## TASK REQUIREMENTS
An exact copy of the entries is needed, with every picture left out.

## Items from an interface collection

_ _ _ _

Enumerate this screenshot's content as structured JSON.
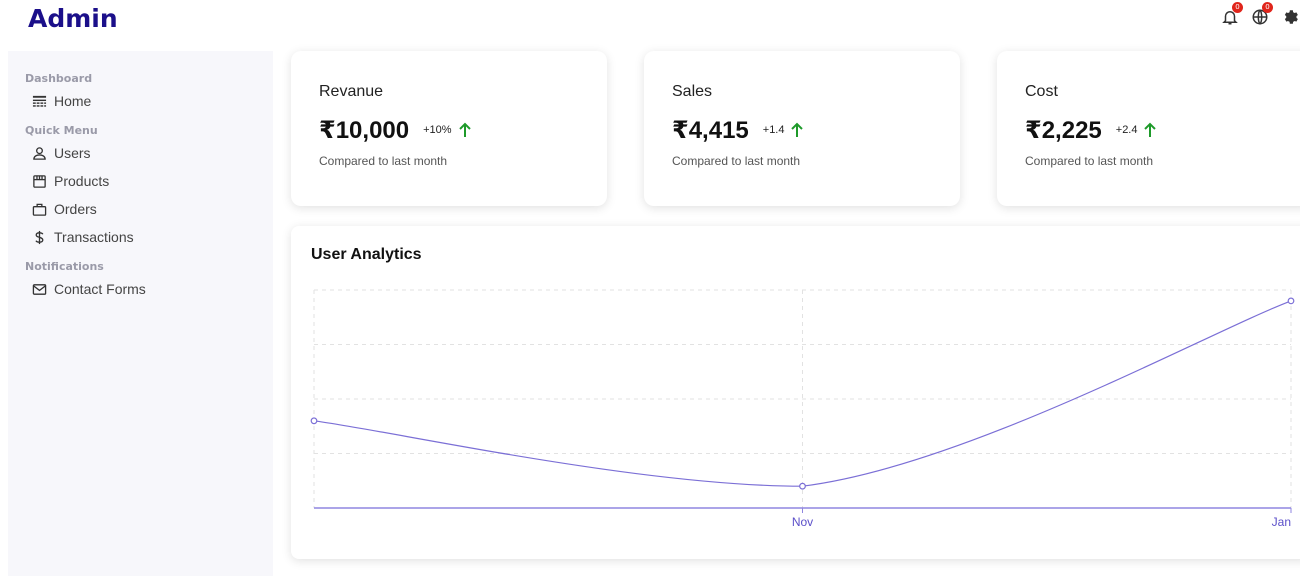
{
  "header": {
    "logo": "Admin",
    "notifications": {
      "icon": "bell-icon",
      "count": "0"
    },
    "language": {
      "icon": "globe-icon",
      "count": "0"
    },
    "settings": {
      "icon": "gear-icon"
    }
  },
  "sidebar": {
    "sections": [
      {
        "title": "Dashboard",
        "items": [
          {
            "label": "Home",
            "icon": "home-icon"
          }
        ]
      },
      {
        "title": "Quick Menu",
        "items": [
          {
            "label": "Users",
            "icon": "user-icon"
          },
          {
            "label": "Products",
            "icon": "store-icon"
          },
          {
            "label": "Orders",
            "icon": "briefcase-icon"
          },
          {
            "label": "Transactions",
            "icon": "dollar-icon"
          }
        ]
      },
      {
        "title": "Notifications",
        "items": [
          {
            "label": "Contact Forms",
            "icon": "mail-icon"
          }
        ]
      }
    ]
  },
  "cards": [
    {
      "title": "Revanue",
      "value": "₹10,000",
      "change": "+10%",
      "subtitle": "Compared to last month"
    },
    {
      "title": "Sales",
      "value": "₹4,415",
      "change": "+1.4",
      "subtitle": "Compared to last month"
    },
    {
      "title": "Cost",
      "value": "₹2,225",
      "change": "+2.4",
      "subtitle": "Compared to last month"
    }
  ],
  "colors": {
    "brand": "#1b0f8a",
    "line": "#7b6fd6",
    "up_arrow": "#1e9a2a",
    "badge": "#e0251b"
  },
  "chart_data": {
    "type": "line",
    "title": "User Analytics",
    "x": [
      "",
      "Nov",
      "Jan"
    ],
    "series": [
      {
        "values": [
          1600,
          400,
          3800
        ]
      }
    ],
    "ylim": [
      0,
      4000
    ],
    "grid": true,
    "legend": "none"
  }
}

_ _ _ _

## RESULT OF THIS EXERCISE
Enumerate this screenshot's content as structured JSON.
{
  "header": {
    "logo": "Admin",
    "notifications": {
      "icon": "bell-icon",
      "count": "0"
    },
    "language": {
      "icon": "globe-icon",
      "count": "0"
    },
    "settings": {
      "icon": "gear-icon"
    }
  },
  "sidebar": {
    "sections": [
      {
        "title": "Dashboard",
        "items": [
          {
            "label": "Home",
            "icon": "home-icon"
          }
        ]
      },
      {
        "title": "Quick Menu",
        "items": [
          {
            "label": "Users",
            "icon": "user-icon"
          },
          {
            "label": "Products",
            "icon": "store-icon"
          },
          {
            "label": "Orders",
            "icon": "briefcase-icon"
          },
          {
            "label": "Transactions",
            "icon": "dollar-icon"
          }
        ]
      },
      {
        "title": "Notifications",
        "items": [
          {
            "label": "Contact Forms",
            "icon": "mail-icon"
          }
        ]
      }
    ]
  },
  "cards": [
    {
      "title": "Revanue",
      "value": "₹10,000",
      "change": "+10%",
      "subtitle": "Compared to last month"
    },
    {
      "title": "Sales",
      "value": "₹4,415",
      "change": "+1.4",
      "subtitle": "Compared to last month"
    },
    {
      "title": "Cost",
      "value": "₹2,225",
      "change": "+2.4",
      "subtitle": "Compared to last month"
    }
  ],
  "colors": {
    "brand": "#1b0f8a",
    "line": "#7b6fd6",
    "up_arrow": "#1e9a2a",
    "badge": "#e0251b"
  },
  "chart_data": {
    "type": "line",
    "title": "User Analytics",
    "x": [
      "",
      "Nov",
      "Jan"
    ],
    "series": [
      {
        "values": [
          1600,
          400,
          3800
        ]
      }
    ],
    "ylim": [
      0,
      4000
    ],
    "grid": true,
    "legend": "none"
  }
}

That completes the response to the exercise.